Source records:
%%
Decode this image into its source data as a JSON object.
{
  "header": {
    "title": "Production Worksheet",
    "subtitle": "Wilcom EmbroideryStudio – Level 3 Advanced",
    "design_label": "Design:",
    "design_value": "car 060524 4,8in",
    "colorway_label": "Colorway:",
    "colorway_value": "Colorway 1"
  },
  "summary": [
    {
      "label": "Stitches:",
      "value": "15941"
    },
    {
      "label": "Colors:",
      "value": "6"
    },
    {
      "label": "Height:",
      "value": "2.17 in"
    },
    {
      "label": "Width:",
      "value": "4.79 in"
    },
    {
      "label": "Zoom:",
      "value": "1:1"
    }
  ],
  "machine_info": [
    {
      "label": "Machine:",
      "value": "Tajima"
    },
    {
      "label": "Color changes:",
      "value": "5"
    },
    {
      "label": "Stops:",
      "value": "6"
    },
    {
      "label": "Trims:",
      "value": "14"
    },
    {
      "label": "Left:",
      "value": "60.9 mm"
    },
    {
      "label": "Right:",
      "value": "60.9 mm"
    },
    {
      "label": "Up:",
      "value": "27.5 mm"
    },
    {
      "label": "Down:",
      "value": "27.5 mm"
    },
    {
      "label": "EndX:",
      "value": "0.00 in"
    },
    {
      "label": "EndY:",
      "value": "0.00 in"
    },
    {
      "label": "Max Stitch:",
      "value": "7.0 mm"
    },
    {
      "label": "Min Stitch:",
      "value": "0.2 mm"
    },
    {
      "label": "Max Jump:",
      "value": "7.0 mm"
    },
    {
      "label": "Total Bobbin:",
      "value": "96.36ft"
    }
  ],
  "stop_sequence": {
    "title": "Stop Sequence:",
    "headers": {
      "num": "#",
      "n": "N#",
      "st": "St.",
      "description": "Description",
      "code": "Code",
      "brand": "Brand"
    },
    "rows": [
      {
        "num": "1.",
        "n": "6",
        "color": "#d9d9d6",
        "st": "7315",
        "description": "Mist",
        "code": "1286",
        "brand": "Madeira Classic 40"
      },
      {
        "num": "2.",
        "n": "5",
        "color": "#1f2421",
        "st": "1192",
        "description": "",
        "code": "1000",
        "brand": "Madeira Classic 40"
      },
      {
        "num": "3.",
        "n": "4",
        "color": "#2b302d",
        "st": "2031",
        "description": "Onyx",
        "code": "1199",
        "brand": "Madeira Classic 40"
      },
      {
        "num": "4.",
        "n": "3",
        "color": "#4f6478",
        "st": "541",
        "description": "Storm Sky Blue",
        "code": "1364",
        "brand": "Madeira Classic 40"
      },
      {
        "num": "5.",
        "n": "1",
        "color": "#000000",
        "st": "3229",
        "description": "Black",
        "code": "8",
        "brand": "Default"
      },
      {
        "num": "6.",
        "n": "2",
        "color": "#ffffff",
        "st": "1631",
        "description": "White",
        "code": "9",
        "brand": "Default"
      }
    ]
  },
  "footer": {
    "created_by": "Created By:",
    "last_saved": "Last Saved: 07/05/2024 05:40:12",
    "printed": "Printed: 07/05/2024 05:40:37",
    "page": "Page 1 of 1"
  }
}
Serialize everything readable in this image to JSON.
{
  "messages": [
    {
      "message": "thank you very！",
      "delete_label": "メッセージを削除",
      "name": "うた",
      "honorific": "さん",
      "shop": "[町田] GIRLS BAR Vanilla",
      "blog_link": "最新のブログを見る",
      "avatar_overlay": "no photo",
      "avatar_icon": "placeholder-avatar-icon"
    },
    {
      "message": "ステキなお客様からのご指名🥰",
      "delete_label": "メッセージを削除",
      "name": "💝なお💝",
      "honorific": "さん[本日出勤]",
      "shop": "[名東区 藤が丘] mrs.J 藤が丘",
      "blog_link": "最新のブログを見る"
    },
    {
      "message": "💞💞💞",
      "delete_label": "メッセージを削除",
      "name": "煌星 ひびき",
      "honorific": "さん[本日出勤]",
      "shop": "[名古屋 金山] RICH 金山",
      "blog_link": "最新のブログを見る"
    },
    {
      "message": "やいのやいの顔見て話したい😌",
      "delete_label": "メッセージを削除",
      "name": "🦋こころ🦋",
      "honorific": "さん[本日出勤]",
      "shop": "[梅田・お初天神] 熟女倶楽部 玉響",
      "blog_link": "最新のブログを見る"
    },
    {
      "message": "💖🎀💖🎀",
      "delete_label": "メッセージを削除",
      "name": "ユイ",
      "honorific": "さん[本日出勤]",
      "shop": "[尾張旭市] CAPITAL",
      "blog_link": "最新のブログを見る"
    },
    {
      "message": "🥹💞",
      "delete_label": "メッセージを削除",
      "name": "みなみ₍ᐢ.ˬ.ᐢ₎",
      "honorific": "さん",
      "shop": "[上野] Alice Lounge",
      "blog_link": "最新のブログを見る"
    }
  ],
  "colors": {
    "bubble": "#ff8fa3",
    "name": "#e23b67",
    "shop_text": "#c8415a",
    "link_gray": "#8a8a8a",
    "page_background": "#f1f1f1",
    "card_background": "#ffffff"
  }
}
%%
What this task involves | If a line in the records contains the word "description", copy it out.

Exercise output |
      "description": "Description",
        "description": "Mist",
        "description": "",
        "description": "Onyx",
        "description": "Storm Sky Blue",
        "description": "Black",
        "description": "White",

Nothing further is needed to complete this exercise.